Despite measles being declared eliminated in the United States in 2000, one case is breaking out daily in Washington right now, and in New York multiple state of emergencies have been declared over outbreaks of measles among heavily unvaccinated populations. Meanwhile in London a measles outbreak has affected over 300 people over the past six months.

Measles continues to be a global health issue, killing more than 100,000 people a year worldwide — and most of the casualties are under the age of five in developing countries. This is a demonstration of horrific inequality.

If you’re born into extreme poverty, you often miss out on vaccines for deadly but preventable diseases — but why is measles, suddenly causing dangerous outbreaks amongst much wealthier communities?
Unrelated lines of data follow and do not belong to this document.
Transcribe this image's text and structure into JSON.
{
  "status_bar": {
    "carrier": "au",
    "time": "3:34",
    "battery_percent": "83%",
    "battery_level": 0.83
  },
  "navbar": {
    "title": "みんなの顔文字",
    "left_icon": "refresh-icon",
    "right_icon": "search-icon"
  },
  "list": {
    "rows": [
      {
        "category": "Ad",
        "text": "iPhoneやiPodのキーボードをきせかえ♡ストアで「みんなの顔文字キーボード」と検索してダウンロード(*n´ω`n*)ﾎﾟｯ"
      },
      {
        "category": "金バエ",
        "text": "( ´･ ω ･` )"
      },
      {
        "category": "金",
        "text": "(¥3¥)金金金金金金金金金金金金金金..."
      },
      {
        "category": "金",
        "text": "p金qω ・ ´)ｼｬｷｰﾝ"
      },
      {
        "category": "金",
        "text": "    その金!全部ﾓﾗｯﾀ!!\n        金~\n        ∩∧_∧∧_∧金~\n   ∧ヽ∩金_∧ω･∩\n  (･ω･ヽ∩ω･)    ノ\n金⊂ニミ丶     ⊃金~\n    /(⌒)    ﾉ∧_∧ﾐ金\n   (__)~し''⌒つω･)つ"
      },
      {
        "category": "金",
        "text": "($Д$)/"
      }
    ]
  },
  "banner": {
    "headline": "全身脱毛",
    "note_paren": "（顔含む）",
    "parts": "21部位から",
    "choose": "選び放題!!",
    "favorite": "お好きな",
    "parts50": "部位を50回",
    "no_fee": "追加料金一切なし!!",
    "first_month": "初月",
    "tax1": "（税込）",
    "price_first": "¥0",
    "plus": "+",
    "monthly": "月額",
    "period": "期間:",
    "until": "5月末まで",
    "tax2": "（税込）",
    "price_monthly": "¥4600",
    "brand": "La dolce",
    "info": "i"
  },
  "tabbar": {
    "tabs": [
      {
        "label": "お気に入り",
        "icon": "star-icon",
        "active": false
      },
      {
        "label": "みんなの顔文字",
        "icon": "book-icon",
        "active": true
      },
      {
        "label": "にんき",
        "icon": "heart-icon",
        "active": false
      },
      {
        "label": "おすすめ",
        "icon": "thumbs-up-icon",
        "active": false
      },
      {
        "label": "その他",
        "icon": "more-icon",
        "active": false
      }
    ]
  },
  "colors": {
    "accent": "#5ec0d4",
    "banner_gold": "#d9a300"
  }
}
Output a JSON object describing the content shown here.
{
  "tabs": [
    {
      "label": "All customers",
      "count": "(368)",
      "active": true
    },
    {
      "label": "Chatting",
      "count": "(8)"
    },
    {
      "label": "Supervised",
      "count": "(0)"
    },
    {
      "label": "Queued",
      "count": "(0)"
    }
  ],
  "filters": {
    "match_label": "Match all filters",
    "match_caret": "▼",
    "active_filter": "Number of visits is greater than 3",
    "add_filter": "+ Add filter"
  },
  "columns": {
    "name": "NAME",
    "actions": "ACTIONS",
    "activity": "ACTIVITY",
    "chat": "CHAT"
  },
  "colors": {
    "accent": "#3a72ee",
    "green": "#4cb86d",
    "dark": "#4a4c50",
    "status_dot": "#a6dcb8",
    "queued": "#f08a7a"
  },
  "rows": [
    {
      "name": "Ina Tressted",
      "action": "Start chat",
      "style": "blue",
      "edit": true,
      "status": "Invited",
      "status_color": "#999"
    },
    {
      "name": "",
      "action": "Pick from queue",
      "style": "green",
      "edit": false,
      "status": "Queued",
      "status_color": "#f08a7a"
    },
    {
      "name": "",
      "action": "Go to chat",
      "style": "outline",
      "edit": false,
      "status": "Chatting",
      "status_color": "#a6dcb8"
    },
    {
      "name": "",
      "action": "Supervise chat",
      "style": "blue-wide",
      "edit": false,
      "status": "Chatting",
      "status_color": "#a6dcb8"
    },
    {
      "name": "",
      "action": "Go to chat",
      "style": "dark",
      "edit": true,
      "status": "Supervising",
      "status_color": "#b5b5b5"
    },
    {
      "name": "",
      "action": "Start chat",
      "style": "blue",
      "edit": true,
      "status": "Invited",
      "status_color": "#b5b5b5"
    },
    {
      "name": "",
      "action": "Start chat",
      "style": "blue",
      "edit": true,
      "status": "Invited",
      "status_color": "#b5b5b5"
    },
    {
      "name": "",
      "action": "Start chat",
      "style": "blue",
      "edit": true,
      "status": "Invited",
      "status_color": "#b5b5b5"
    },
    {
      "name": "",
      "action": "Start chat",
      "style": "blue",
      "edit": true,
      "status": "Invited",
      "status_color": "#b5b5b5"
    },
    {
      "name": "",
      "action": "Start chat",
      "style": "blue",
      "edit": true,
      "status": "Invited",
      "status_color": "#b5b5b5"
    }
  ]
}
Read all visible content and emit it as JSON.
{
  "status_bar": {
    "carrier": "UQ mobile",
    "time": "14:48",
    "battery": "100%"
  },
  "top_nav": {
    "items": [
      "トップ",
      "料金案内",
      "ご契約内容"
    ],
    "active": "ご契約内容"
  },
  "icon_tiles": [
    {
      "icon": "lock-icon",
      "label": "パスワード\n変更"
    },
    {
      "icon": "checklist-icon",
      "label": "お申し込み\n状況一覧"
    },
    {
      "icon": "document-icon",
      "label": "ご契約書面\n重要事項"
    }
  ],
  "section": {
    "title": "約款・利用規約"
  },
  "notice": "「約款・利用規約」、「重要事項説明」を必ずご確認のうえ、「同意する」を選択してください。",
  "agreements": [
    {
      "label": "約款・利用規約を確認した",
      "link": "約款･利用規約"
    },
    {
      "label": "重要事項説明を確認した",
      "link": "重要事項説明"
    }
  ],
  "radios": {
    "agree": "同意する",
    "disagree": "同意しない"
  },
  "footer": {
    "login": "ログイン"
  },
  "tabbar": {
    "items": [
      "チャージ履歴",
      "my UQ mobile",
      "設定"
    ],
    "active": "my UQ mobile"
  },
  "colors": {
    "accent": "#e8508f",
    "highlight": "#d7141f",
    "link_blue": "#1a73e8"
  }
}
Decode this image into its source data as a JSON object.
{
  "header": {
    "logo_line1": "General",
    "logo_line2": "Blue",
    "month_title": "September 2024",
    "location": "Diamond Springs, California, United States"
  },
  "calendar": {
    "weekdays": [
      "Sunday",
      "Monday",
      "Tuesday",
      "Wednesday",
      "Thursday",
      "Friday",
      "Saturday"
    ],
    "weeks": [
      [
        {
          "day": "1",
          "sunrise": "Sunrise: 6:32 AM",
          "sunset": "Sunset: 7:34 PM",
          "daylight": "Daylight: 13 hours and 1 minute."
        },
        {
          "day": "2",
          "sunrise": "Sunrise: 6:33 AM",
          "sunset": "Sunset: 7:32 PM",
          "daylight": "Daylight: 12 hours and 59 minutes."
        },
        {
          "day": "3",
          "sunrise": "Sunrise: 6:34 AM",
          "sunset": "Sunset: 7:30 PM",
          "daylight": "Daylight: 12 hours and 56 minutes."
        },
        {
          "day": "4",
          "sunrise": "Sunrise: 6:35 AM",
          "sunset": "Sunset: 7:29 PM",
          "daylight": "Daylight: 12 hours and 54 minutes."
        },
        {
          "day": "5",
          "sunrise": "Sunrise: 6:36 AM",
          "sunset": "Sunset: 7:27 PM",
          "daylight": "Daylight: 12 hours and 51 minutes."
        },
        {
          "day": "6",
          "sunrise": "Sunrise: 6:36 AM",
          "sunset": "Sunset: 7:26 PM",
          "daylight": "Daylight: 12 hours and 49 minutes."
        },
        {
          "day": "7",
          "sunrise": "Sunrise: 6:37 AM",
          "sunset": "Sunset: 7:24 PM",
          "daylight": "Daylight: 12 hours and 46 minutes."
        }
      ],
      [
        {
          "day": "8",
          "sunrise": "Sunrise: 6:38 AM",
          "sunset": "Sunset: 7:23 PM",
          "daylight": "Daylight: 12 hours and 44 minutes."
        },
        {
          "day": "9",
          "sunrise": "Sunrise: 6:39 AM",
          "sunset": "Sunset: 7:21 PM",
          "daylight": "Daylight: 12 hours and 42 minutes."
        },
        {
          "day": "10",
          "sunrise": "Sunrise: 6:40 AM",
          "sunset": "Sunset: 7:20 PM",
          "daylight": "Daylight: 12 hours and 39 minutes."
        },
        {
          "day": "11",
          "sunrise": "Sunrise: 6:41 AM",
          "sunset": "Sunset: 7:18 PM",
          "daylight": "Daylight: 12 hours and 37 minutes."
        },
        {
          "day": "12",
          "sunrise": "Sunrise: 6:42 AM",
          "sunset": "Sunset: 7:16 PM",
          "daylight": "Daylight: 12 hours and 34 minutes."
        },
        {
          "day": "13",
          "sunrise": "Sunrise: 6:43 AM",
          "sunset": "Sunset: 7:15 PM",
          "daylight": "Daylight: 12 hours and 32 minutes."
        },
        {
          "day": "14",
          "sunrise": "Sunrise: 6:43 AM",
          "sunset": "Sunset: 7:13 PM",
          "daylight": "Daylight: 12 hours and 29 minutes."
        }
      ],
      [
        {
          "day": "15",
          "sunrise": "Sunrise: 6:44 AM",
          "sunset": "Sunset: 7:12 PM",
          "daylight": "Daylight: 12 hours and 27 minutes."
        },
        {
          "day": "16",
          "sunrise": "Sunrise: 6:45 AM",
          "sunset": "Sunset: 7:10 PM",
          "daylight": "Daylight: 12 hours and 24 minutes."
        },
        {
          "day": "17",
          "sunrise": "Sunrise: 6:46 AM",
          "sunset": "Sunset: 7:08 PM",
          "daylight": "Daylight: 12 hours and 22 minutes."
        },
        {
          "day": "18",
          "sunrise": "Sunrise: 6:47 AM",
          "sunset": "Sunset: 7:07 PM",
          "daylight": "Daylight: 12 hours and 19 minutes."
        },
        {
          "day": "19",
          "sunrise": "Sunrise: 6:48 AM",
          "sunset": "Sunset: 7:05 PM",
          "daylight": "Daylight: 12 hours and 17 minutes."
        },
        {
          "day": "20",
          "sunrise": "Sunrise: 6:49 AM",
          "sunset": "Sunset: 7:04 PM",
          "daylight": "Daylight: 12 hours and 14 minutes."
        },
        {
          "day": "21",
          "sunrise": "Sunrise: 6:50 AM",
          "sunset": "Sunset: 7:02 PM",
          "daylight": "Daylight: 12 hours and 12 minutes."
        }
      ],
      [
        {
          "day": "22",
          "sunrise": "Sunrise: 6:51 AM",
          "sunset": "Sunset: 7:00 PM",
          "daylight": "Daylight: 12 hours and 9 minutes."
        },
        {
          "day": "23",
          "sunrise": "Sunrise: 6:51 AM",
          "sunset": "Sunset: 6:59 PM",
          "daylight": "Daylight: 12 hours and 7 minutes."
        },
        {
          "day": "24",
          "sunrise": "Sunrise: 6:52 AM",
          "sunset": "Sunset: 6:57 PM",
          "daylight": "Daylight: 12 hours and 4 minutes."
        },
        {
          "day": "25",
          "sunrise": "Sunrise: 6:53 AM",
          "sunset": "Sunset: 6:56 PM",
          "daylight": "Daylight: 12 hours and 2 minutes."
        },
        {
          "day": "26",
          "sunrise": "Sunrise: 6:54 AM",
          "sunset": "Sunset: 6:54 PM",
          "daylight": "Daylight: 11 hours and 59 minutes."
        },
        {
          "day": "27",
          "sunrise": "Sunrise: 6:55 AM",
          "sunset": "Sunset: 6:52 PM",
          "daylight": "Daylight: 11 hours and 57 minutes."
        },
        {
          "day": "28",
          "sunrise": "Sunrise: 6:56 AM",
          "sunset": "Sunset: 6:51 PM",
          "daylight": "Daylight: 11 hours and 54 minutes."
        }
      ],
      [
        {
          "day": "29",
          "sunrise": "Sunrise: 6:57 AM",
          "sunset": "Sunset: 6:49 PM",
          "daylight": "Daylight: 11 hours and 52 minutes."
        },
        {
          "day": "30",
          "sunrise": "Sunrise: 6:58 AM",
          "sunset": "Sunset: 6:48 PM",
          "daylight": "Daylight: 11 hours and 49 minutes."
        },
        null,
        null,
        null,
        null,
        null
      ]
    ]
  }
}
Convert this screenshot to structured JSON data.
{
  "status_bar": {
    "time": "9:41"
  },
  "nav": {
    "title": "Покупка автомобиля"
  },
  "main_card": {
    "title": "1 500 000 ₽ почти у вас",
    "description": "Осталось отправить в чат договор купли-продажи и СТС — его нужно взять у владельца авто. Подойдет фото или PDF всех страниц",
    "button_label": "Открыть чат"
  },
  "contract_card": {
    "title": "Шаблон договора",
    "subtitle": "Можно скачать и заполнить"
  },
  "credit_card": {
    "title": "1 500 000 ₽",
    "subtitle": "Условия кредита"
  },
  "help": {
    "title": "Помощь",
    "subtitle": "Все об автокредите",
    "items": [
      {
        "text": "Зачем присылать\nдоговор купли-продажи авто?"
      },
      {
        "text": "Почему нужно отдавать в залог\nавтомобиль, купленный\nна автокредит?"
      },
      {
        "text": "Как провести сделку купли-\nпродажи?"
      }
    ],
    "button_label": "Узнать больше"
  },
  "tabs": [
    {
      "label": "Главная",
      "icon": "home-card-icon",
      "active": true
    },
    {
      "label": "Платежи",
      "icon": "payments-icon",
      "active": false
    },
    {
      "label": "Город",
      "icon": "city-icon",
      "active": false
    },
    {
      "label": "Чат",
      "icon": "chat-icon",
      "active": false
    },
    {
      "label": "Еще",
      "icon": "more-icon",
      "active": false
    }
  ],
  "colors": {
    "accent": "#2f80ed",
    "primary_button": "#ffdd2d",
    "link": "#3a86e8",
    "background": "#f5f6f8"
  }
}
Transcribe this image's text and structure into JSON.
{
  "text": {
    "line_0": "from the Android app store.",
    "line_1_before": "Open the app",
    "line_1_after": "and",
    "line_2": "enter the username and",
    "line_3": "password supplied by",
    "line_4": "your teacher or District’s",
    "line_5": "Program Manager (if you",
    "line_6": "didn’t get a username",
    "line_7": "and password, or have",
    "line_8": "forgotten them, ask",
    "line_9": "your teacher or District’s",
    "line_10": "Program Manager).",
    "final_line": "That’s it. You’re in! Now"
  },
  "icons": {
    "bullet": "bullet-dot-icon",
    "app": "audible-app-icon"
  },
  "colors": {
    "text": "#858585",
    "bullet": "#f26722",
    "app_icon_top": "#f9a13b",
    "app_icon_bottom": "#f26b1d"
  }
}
The answer, you may have guessed, comes down to vaccine skepticism. In this case, it’s the significant number of people in developed countries who’ve chosen not to vaccinate themselves and their children against measles and a host of other preventable diseases, which children and pregnant women are most at risk for. 

Stopping outbreaks of preventable diseases like measles starts with knowing what the disease is and how it spreads. Take our quiz to see what you know about measles.